Lebanon began its second round of national dialogue talks yesterday, with two principal topics on the agenda: (1) Discussing the very important issue of the “national defense strategy”; (2) Postponing discussion of the very important issue of the “national defense strategy” until the third round of talks, where it will be given the highest priority once again.
These discussions are the source of much amusement to me. Why? Because everybody and their cousin feels as if they are qualified to discuss matters of national defense. Shortly after General Michel Aoun presented his proposal, several other politicians promised to counter with their own proposals at the next round of talks. One can see how Aoun might have a few ideas about national defense, but what exactly will Jumblatt, Geagea, Safadi, and whoever else jumps on the bandwagon have to contribute? Running a militia in the 70’s and 80’s does not qualify you to comment.
The biggest source of hilarity, however, is imagining how euphemism-laden these discussions must be. Given the absurdity of the entire premise in the first place — that Lebanon can have a “national defense strategy” in any sense of the term — what kinds of rhetorical acrobatics are being executed to make everyone feel like changes are actually taking place while leaving the status quo in place? For March 14th, these talks are surely nothing more than an opportunity to keep reminding the public of the fact that Lebanon has both an army and a resistance, while for March 8th, they are an opportunity to paper over this fact in some kind of an institutionally sanctioned fashion. In other words, the national defense strategy has nothing to do with national defense and everything to do with strategy… political strategy, that is.
My friend Abbas wishes that March 14 would just shut up and admit that their “Israeli/Saudi/American supported project failed” and stop trying to meddle with matters that they don’t understand. In other words, leave the defense strategy to us, and don’t ask any questions. In fact, any kind of formalized cooperation or integration between Hizbullah and the government on matters of defense can only be in Israel’s interests, he argues, because it will turn the resistance (aka, the national defense strategy) into something more resembling an army.

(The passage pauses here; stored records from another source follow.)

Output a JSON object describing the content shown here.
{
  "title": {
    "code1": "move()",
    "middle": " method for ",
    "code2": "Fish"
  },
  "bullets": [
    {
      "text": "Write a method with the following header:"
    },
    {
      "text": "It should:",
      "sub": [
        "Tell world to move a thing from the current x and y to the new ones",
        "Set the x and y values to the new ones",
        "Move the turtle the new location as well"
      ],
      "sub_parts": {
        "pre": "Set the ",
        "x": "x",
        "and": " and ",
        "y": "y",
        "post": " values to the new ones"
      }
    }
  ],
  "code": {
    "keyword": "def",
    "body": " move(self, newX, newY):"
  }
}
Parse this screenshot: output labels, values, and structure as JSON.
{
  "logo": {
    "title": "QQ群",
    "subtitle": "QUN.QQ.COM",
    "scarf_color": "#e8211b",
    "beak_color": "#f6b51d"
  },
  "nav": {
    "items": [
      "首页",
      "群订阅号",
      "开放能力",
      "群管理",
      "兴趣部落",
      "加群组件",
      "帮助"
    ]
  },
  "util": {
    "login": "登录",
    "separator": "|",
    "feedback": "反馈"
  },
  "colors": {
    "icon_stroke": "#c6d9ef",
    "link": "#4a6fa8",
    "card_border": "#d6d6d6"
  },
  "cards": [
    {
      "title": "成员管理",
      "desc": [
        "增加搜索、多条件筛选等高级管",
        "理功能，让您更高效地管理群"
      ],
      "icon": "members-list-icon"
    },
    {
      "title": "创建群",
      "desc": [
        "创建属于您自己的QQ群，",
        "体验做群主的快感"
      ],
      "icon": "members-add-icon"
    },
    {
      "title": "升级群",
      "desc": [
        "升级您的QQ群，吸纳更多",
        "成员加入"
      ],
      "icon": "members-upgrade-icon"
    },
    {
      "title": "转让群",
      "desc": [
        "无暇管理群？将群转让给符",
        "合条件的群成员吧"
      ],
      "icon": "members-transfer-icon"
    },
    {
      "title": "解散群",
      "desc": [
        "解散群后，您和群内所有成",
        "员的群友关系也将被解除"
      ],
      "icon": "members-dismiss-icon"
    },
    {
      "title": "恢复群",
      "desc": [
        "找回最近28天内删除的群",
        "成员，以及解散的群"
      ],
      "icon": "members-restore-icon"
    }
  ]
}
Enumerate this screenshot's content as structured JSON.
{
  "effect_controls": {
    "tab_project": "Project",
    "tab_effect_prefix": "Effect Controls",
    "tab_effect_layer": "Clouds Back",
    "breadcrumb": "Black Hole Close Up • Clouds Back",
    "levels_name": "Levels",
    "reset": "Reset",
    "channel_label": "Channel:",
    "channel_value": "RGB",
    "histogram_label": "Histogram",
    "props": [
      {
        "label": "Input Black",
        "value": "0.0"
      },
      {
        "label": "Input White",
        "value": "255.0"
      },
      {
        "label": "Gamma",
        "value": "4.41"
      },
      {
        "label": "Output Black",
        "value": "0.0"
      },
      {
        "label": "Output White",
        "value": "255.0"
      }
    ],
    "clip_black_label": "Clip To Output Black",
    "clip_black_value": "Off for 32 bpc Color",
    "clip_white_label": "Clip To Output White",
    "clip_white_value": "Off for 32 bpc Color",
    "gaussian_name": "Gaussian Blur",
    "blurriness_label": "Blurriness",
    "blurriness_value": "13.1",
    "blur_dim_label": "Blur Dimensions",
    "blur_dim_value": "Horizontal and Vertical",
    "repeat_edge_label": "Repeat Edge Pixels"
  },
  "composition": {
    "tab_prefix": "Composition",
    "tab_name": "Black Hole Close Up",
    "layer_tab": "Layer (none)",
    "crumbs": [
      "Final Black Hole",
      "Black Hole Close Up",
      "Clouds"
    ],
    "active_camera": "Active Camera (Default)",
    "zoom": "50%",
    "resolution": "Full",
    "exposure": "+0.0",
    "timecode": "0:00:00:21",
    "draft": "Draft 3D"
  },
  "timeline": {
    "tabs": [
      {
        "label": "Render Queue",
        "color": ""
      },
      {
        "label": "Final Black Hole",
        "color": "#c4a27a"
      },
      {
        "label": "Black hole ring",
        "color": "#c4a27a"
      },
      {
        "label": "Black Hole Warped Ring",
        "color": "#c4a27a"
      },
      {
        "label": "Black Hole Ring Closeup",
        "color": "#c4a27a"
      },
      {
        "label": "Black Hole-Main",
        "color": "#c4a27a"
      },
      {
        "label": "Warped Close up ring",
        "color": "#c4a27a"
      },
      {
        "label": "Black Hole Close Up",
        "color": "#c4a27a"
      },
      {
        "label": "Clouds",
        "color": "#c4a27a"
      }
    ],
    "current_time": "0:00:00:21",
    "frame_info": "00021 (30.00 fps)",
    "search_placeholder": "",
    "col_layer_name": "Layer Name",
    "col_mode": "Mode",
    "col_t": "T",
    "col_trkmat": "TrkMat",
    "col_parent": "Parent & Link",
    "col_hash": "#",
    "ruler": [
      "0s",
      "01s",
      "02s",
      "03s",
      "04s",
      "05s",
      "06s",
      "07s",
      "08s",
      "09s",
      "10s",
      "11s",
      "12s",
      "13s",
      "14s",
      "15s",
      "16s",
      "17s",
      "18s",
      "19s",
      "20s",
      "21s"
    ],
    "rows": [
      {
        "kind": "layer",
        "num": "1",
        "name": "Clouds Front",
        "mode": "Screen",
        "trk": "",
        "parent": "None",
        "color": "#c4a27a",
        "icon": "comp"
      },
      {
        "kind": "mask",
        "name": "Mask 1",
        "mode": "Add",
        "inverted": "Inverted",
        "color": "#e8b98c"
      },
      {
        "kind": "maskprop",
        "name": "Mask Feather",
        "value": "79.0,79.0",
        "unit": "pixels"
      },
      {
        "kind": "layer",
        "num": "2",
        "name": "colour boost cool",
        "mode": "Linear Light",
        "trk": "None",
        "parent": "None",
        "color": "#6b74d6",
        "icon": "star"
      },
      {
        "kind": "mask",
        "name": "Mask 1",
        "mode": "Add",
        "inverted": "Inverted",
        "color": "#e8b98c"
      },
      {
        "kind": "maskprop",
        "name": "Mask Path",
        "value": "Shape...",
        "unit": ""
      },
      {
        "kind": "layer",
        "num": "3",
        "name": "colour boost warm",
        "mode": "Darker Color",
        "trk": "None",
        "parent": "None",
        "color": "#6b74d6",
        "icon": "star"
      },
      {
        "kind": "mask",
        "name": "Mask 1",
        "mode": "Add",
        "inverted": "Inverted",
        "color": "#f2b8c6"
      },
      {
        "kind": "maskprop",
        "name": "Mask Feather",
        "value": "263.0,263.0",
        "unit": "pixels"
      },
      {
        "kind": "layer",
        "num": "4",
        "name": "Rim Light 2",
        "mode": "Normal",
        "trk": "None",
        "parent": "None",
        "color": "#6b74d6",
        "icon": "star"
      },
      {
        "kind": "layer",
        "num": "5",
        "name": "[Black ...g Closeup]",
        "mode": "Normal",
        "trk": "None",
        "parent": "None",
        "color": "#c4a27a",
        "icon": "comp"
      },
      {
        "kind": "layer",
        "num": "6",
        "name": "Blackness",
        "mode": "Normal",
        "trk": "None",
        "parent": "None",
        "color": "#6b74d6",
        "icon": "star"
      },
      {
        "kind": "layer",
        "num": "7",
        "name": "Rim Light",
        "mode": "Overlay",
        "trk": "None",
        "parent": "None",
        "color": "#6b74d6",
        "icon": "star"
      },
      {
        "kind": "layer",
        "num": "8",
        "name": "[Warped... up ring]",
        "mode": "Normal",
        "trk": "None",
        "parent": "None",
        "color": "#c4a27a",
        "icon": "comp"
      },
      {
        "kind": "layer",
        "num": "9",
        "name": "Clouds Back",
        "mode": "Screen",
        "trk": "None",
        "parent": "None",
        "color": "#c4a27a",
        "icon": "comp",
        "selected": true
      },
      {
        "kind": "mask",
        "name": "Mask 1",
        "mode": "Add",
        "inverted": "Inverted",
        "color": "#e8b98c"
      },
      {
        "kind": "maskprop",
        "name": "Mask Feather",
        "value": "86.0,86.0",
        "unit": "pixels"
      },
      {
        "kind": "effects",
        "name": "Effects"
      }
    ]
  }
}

Another possibility is that there is actually an element of sincerity about the national defense discussions. After all, if the Syrian-Israeli talks get anywhere, the Lebanese resistance will have to turn into something else… probably something akin to a “national guard”. Is Hizbullah setting the stage for this eventual transition?